▶ **Exercise details**
Count the lines in the records below that contain the word "this", and give that figure alone.

▶ **Data**
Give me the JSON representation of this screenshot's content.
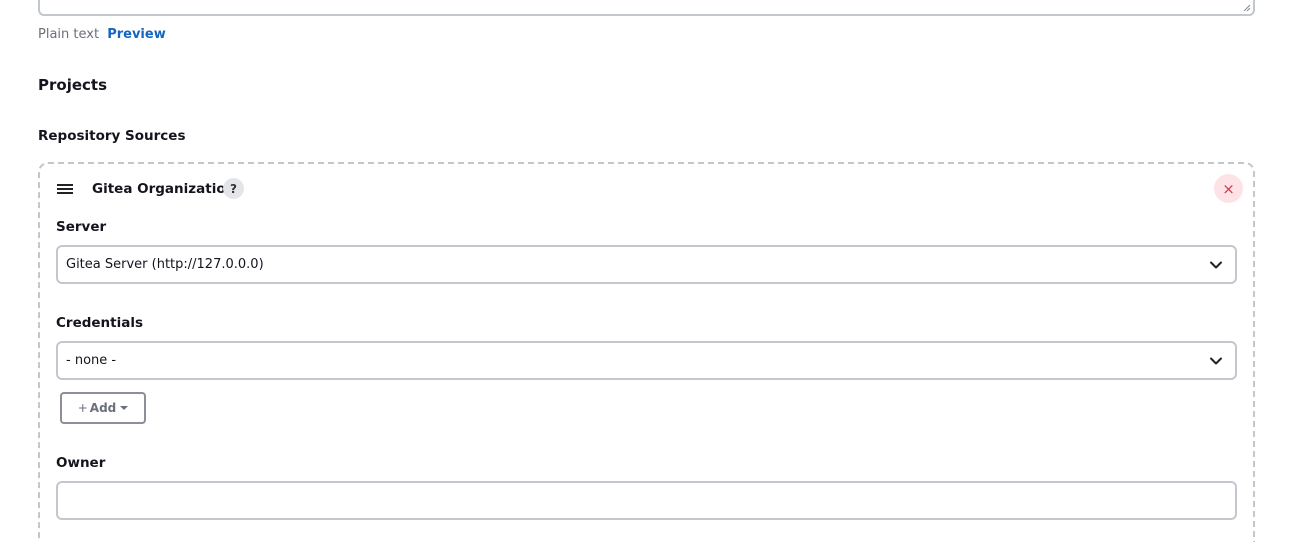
{
  "text_format": {
    "plain_label": "Plain text",
    "preview_label": "Preview"
  },
  "projects": {
    "title": "Projects"
  },
  "repository_sources": {
    "title": "Repository Sources",
    "block": {
      "title": "Gitea Organization",
      "help_symbol": "?",
      "remove_symbol": "×",
      "server": {
        "label": "Server",
        "selected": "Gitea Server (http://127.0.0.0)"
      },
      "credentials": {
        "label": "Credentials",
        "selected": "- none -",
        "add_label": "Add",
        "add_prefix": "+"
      },
      "owner": {
        "label": "Owner",
        "value": ""
      }
    }
  },
  "colors": {
    "link": "#1565c0",
    "remove": "#d43a4a",
    "remove_bg": "#fde3e6"
  }
}
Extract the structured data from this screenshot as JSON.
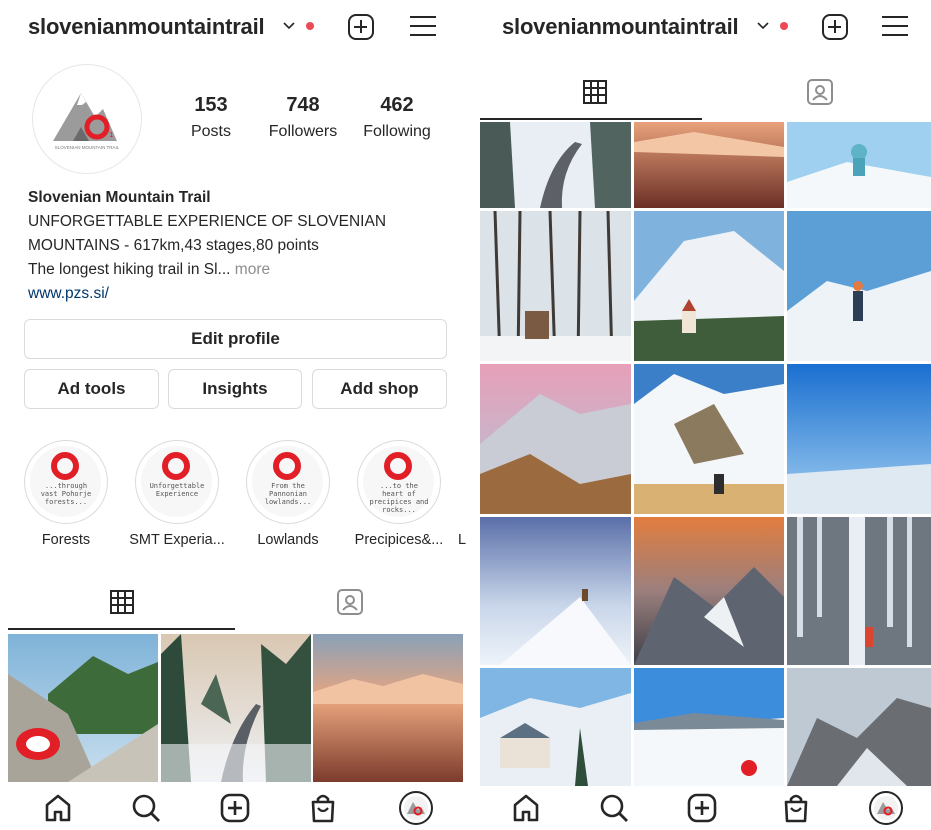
{
  "left": {
    "header": {
      "username": "slovenianmountaintrail"
    },
    "profile": {
      "avatar_text": "SLOVENIAN MOUNTAIN TRAIL",
      "stats": [
        {
          "value": "153",
          "label": "Posts"
        },
        {
          "value": "748",
          "label": "Followers"
        },
        {
          "value": "462",
          "label": "Following"
        }
      ],
      "display_name": "Slovenian Mountain Trail",
      "bio_line1": "UNFORGETTABLE EXPERIENCE OF SLOVENIAN",
      "bio_line2": "MOUNTAINS - 617km,43 stages,80 points",
      "bio_line3": "The longest hiking trail in Sl...",
      "bio_more": "more",
      "website": "www.pzs.si/"
    },
    "buttons": {
      "edit_profile": "Edit profile",
      "ad_tools": "Ad tools",
      "insights": "Insights",
      "add_shop": "Add shop"
    },
    "highlights": [
      {
        "label": "Forests",
        "cover_text": "...through vast Pohorje forests..."
      },
      {
        "label": "SMT Experia...",
        "cover_text": "Unforgettable Experience"
      },
      {
        "label": "Lowlands",
        "cover_text": "From the Pannonian lowlands..."
      },
      {
        "label": "Precipices&...",
        "cover_text": "...to the heart of precipices and rocks..."
      },
      {
        "label": "L",
        "cover_text": ""
      }
    ]
  },
  "right": {
    "header": {
      "username": "slovenianmountaintrail"
    }
  },
  "colors": {
    "accent_red": "#e21e26",
    "notification_dot": "#ed4956",
    "link": "#00376b",
    "muted": "#8e8e8e"
  },
  "icons": [
    "chevron-down-icon",
    "notification-dot",
    "new-post-icon",
    "menu-icon",
    "grid-icon",
    "tagged-icon",
    "home-icon",
    "search-icon",
    "create-icon",
    "shop-icon",
    "profile-avatar-icon"
  ]
}
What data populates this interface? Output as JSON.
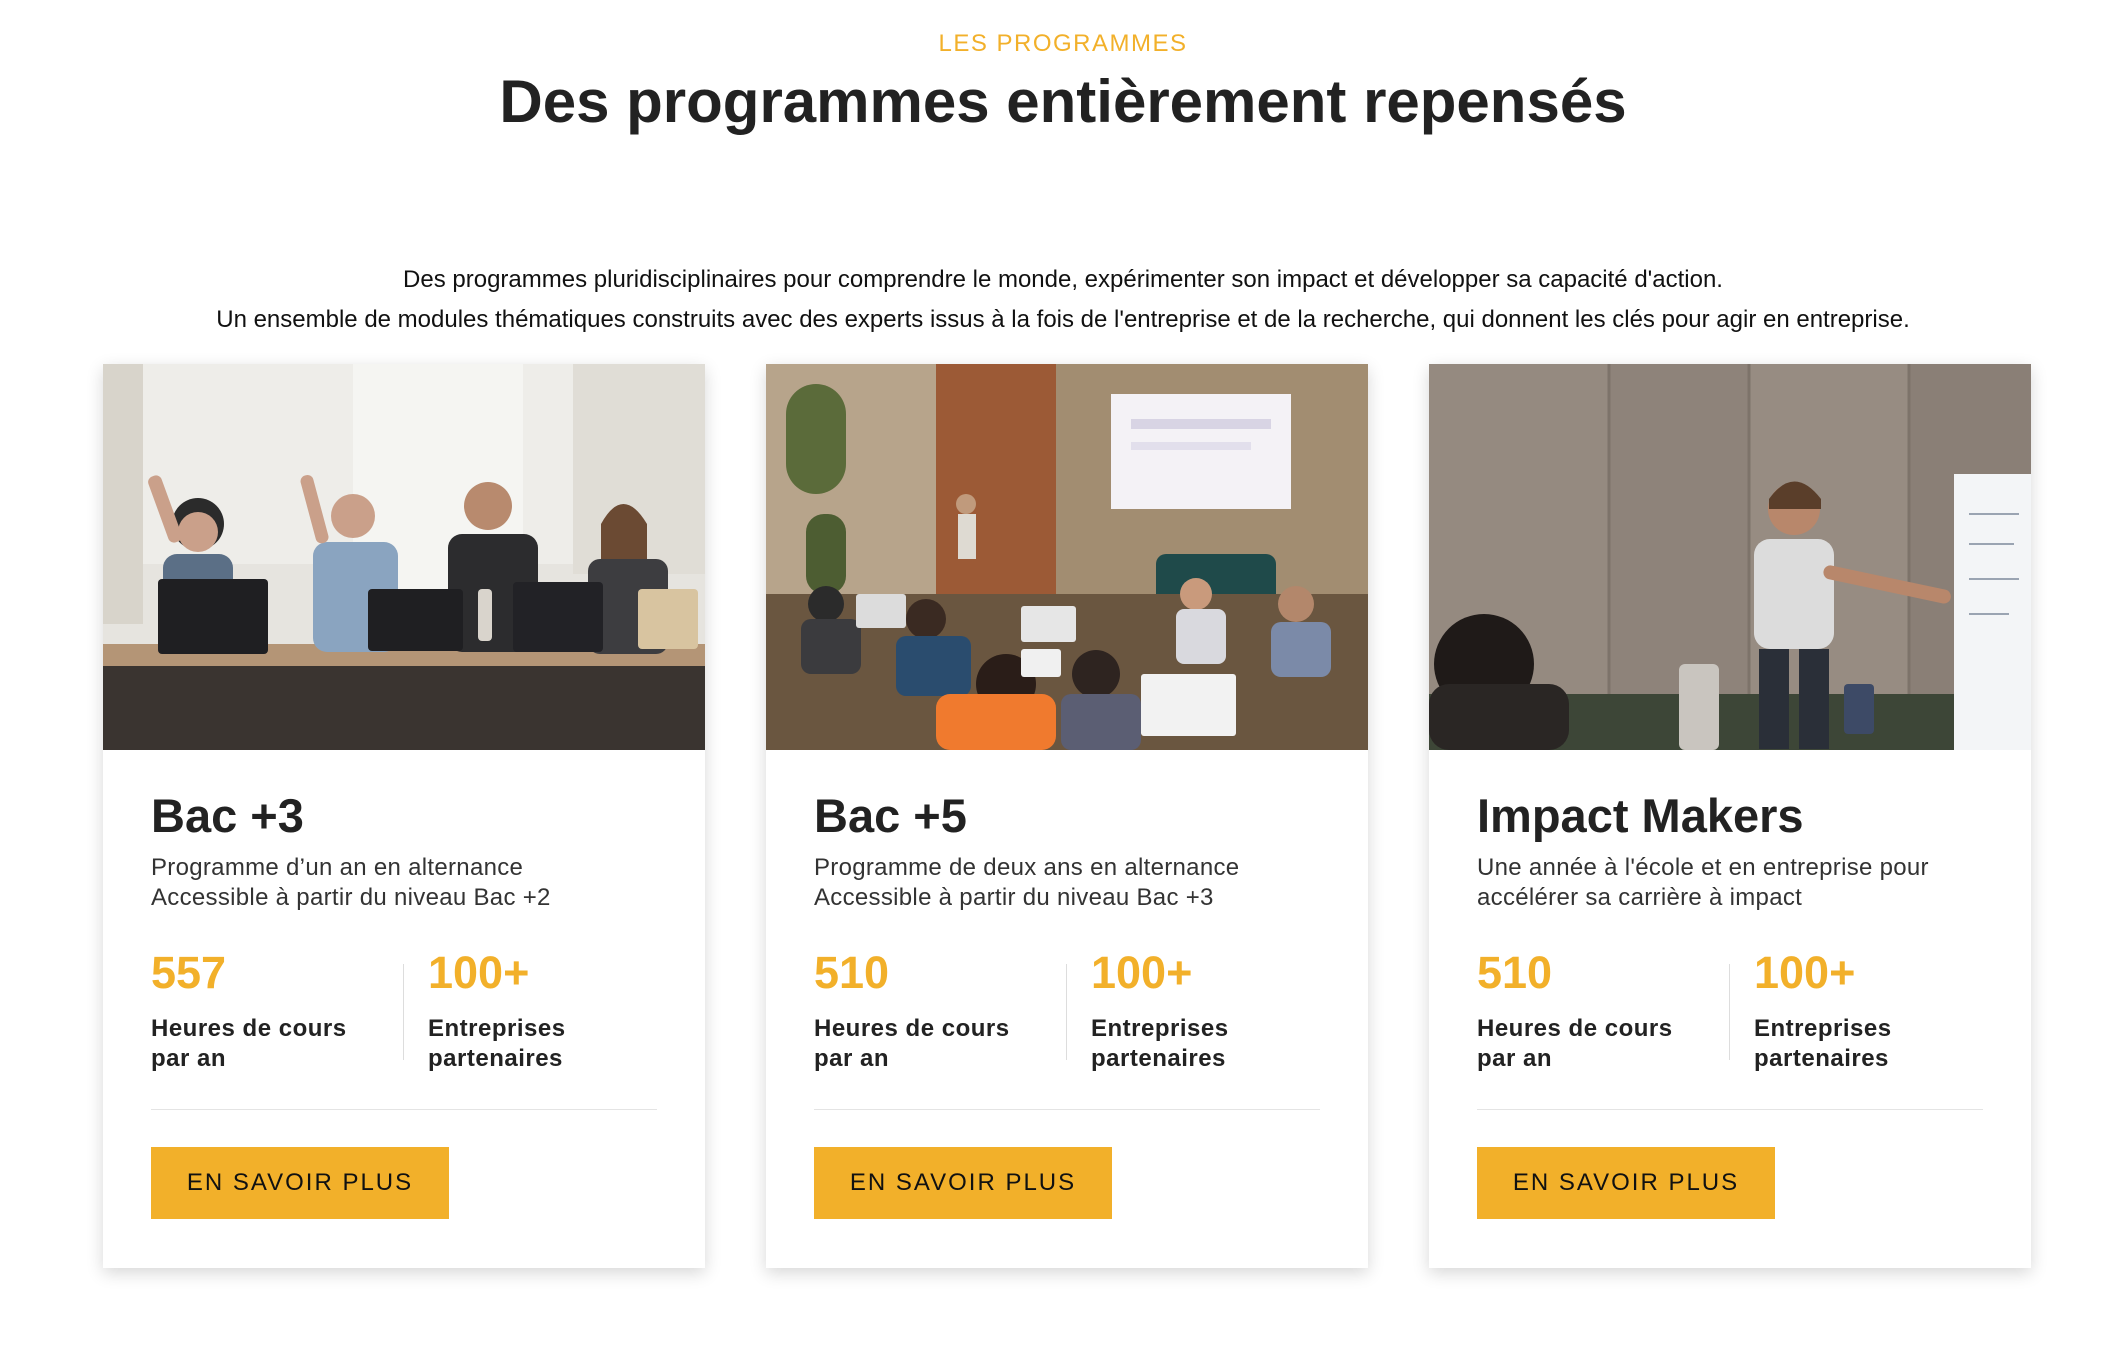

▶ **Finished exercise**
3